Data supplied
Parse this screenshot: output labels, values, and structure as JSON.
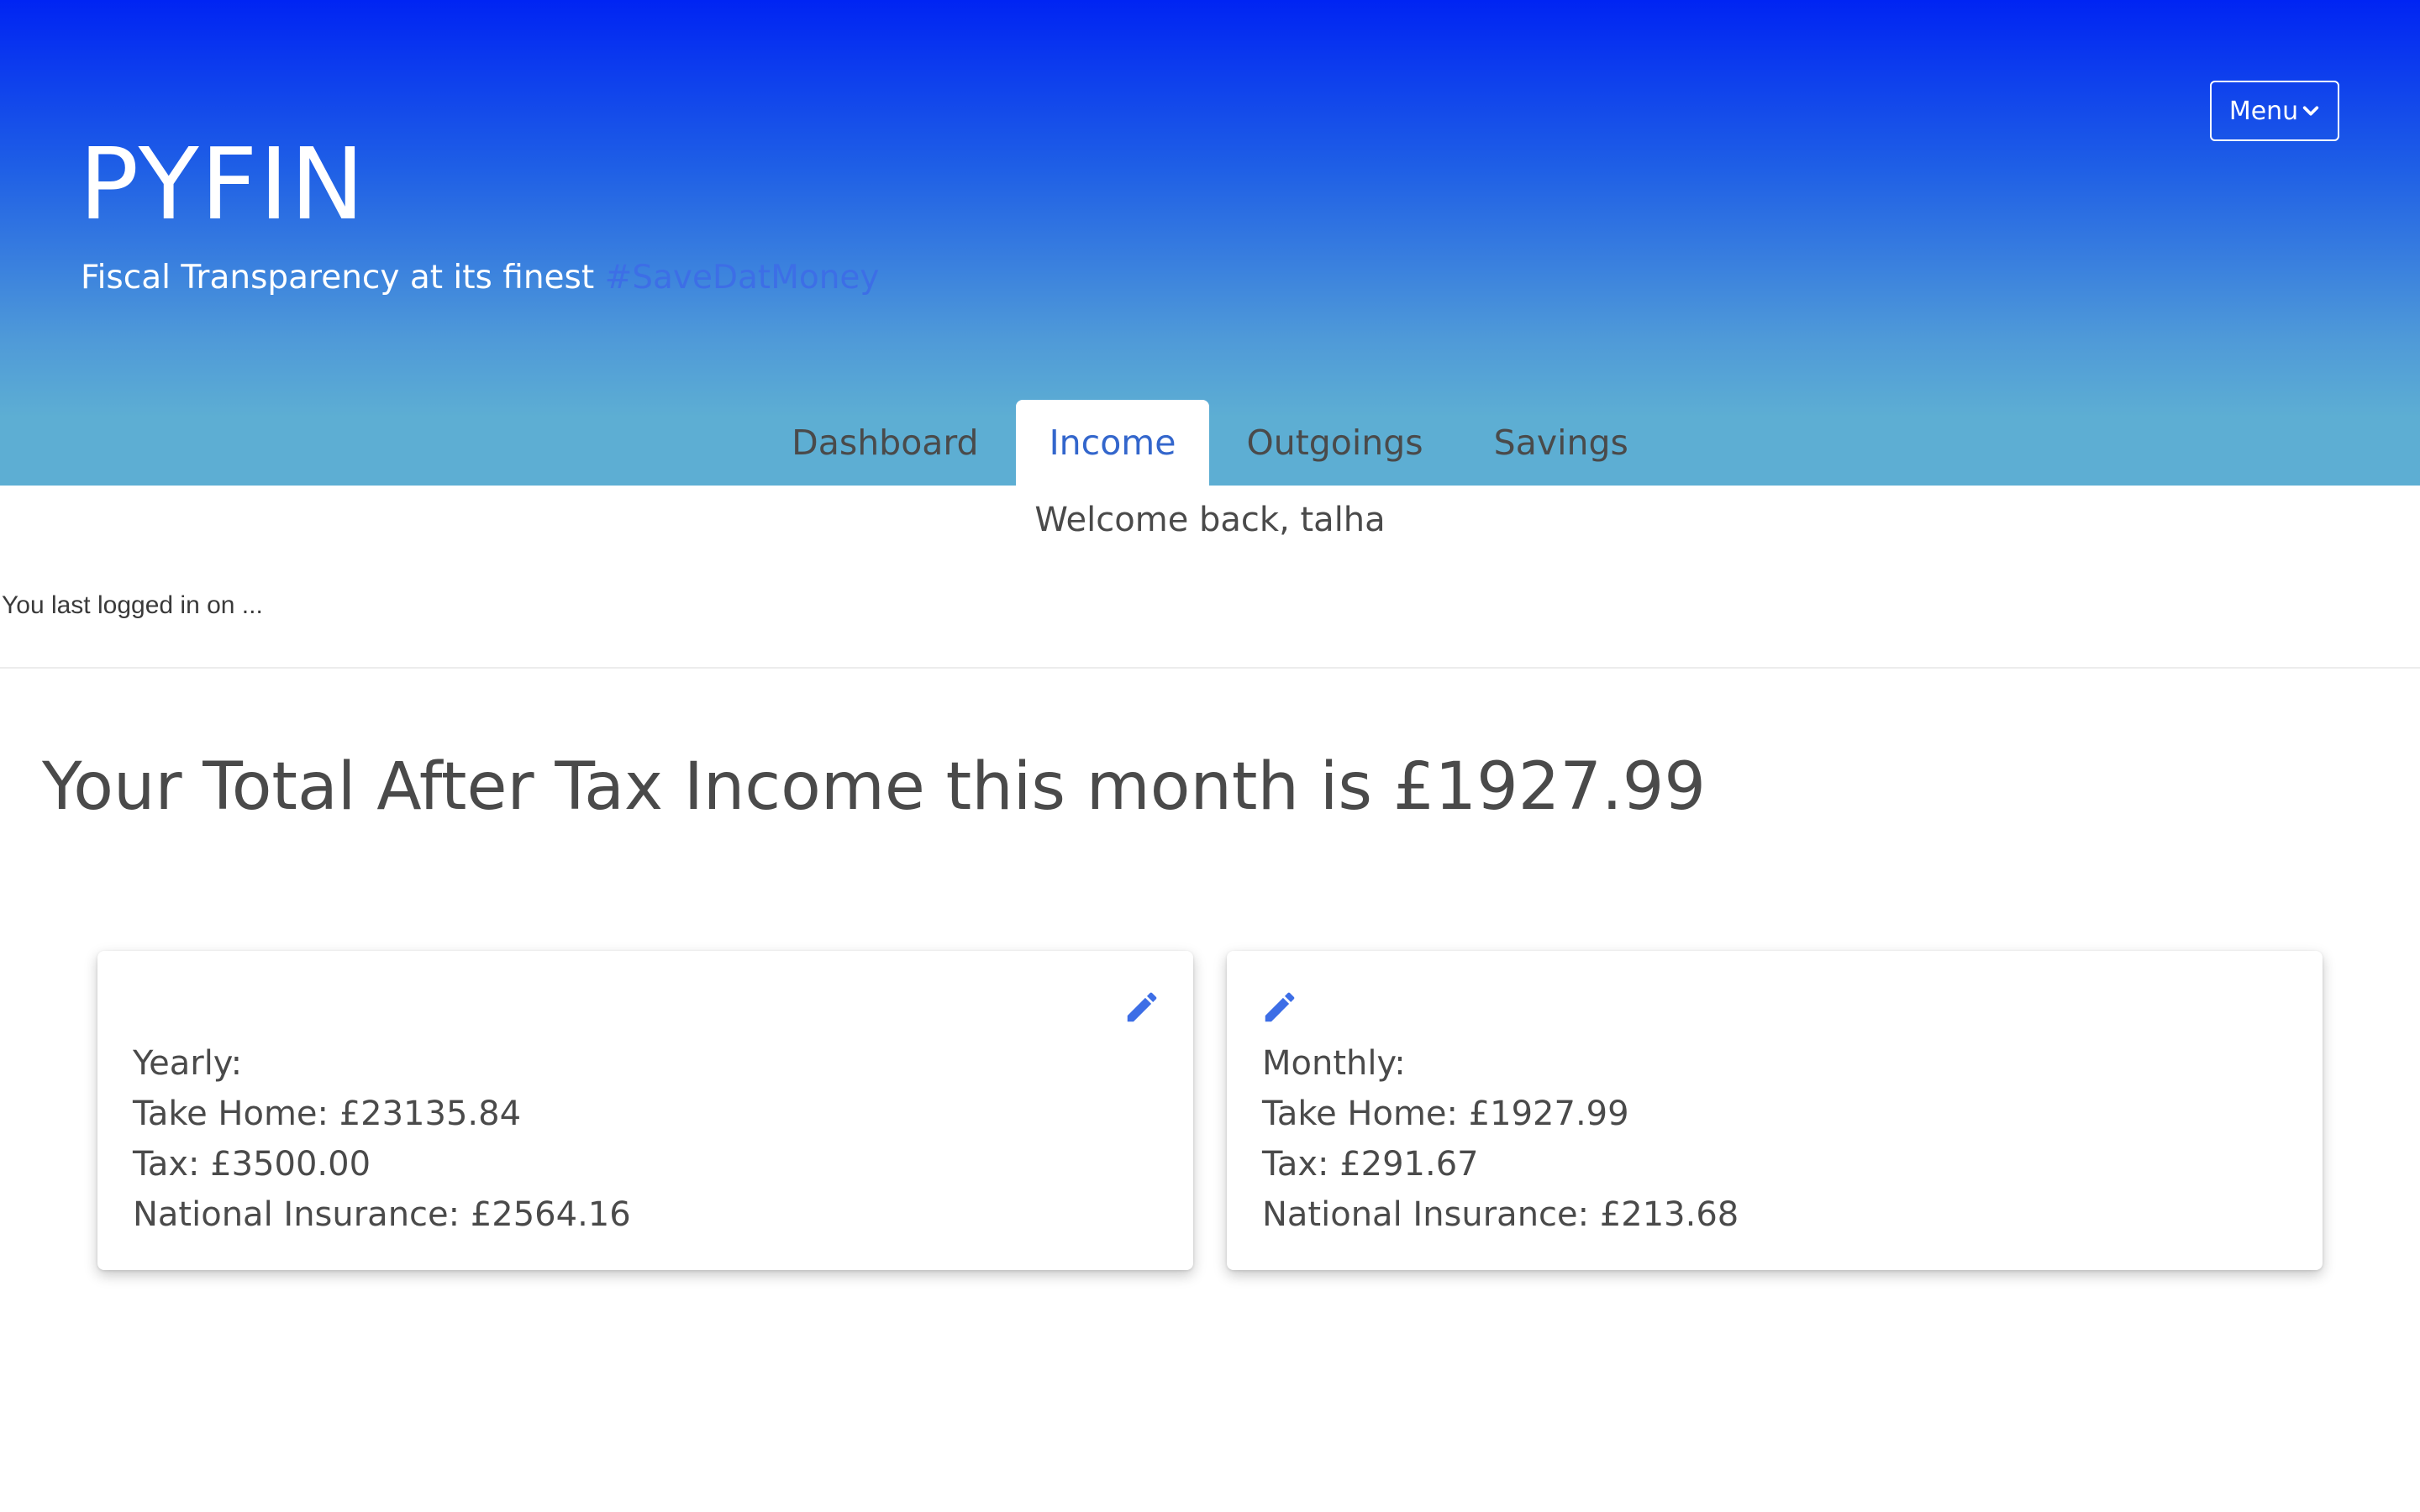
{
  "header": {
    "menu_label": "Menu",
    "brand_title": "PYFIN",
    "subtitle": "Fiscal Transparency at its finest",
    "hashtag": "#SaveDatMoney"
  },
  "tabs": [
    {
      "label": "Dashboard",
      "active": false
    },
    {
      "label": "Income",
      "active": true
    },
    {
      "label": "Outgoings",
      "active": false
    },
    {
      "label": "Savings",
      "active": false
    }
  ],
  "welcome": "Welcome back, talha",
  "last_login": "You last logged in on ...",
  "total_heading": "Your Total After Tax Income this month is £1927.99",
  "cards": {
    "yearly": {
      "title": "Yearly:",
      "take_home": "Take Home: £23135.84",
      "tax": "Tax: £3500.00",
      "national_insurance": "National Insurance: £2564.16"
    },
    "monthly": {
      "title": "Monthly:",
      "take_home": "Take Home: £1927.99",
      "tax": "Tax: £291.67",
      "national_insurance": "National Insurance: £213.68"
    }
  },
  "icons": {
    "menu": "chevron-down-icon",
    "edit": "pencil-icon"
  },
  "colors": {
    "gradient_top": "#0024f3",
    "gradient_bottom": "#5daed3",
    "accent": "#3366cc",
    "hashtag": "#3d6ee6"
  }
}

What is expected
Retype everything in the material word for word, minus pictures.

Solution for this problem
Parse this screenshot: output labels, values, and structure as JSON.
{
  "header": {
    "menu_label": "Menu",
    "brand_title": "PYFIN",
    "subtitle": "Fiscal Transparency at its finest",
    "hashtag": "#SaveDatMoney"
  },
  "tabs": [
    {
      "label": "Dashboard",
      "active": false
    },
    {
      "label": "Income",
      "active": true
    },
    {
      "label": "Outgoings",
      "active": false
    },
    {
      "label": "Savings",
      "active": false
    }
  ],
  "welcome": "Welcome back, talha",
  "last_login": "You last logged in on ...",
  "total_heading": "Your Total After Tax Income this month is £1927.99",
  "cards": {
    "yearly": {
      "title": "Yearly:",
      "take_home": "Take Home: £23135.84",
      "tax": "Tax: £3500.00",
      "national_insurance": "National Insurance: £2564.16"
    },
    "monthly": {
      "title": "Monthly:",
      "take_home": "Take Home: £1927.99",
      "tax": "Tax: £291.67",
      "national_insurance": "National Insurance: £213.68"
    }
  },
  "icons": {
    "menu": "chevron-down-icon",
    "edit": "pencil-icon"
  },
  "colors": {
    "gradient_top": "#0024f3",
    "gradient_bottom": "#5daed3",
    "accent": "#3366cc",
    "hashtag": "#3d6ee6"
  }
}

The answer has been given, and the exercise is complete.